In the essay “Margie’s Discount,” Loren both tenderly and honestly portrays her mother’s long battle with Parkinson’s and their conflicted relationship. The essay “Fighting Time” meditates on the physical realities of growing older. In “Learning Fear,” one of the most powerful essays in the collection because of its scenic qualities and reflective voice, Loren considers her high school best friend’s incestuous relationship and the ways in which young women develop a consciousness of fear. In another moving essay, “The Evolution of Hunger,” Loren tells the story of sharing a meal with a local homeless man, a vivid scene that demonstrates how “Our souls hunger for communication. Our bodies hunger for food.”
Loren pushes toward uncovering truths in difficult material that many writers may shy away from. She does this not for shock value, but to provide balance to the larger narrative and to illustrate a human life ever in process. In “Plate Tectonics,” a brilliantly segmented essay that revisits the consequences of the 1989 Loma Prieta earthquake and openly reflects on her struggle with depression, Loren writes, “It was not a trauma that caused my deepening sorrow. It was the recognition of beauty, and of my increasing distance from it.” In another essay she writes,
I want the imperfect grace of it all to pour over me. I want to swoon when I see beauty, to cower when I feel fear, to remain strong enough to allow every emotion to weaken me. I want to wrap myself around these moments, squeeze them for their beauty, their grace, their ugliness, their sorrow.
In every essay, the narrator simultaneously sees the beauty and the pain in her experiences—often within the same sentence—and acknowledges the complexities and tensions inherent to these experiences.
This is a collection of essays to savor, but when I came to the end of the collection I admit that I found myself wishing it were longer, particularly the first section, “Animal.” It’s the shortest in the collection, with just three pieces, but the one I was most drawn to for how vividly and unsentimentally Loren examines the human/animal relationship.
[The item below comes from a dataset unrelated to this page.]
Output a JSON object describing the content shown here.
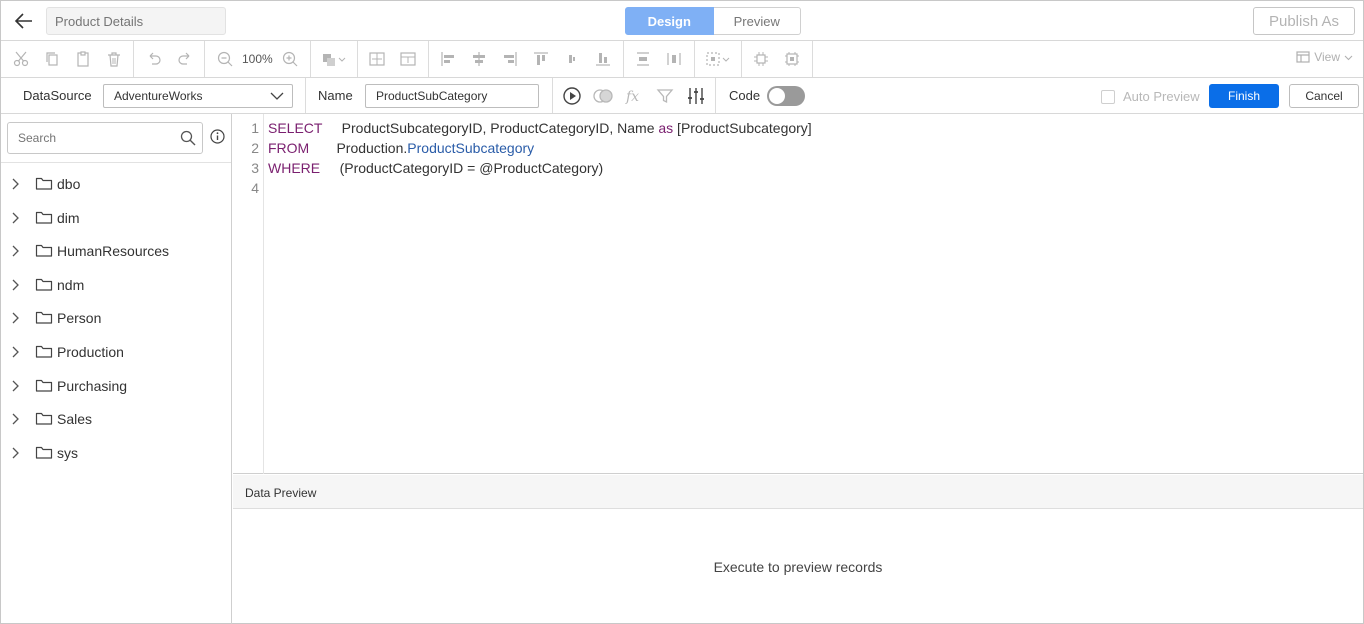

Reading this collection felt like having a long and thoughtful conversation with a wise and empathetic friend, one I hoped would last just a while longer.
Loren once said that “[w]ords are energy created by vibration. When a sentence vibrates at exactly the right frequency, that is the only thing I know to be true.” Loren’s collection certainly vibrates with every word, with every essay, richly and resonantly. She counsels that “[w]e all need to listen to that vibration,” and in the case of this stunning debut essay collection, Loren offers us all truths that are urgently worth listening to.
Melanie Dylan Fox lives and writes in the New River Valley of southwestern Virginia. She teaches literature and creative writing in Chatham University’s low-residency MFA program and writing and ethics at Radford University. Read more at her blog: melaniedylanfox.wordpress.com.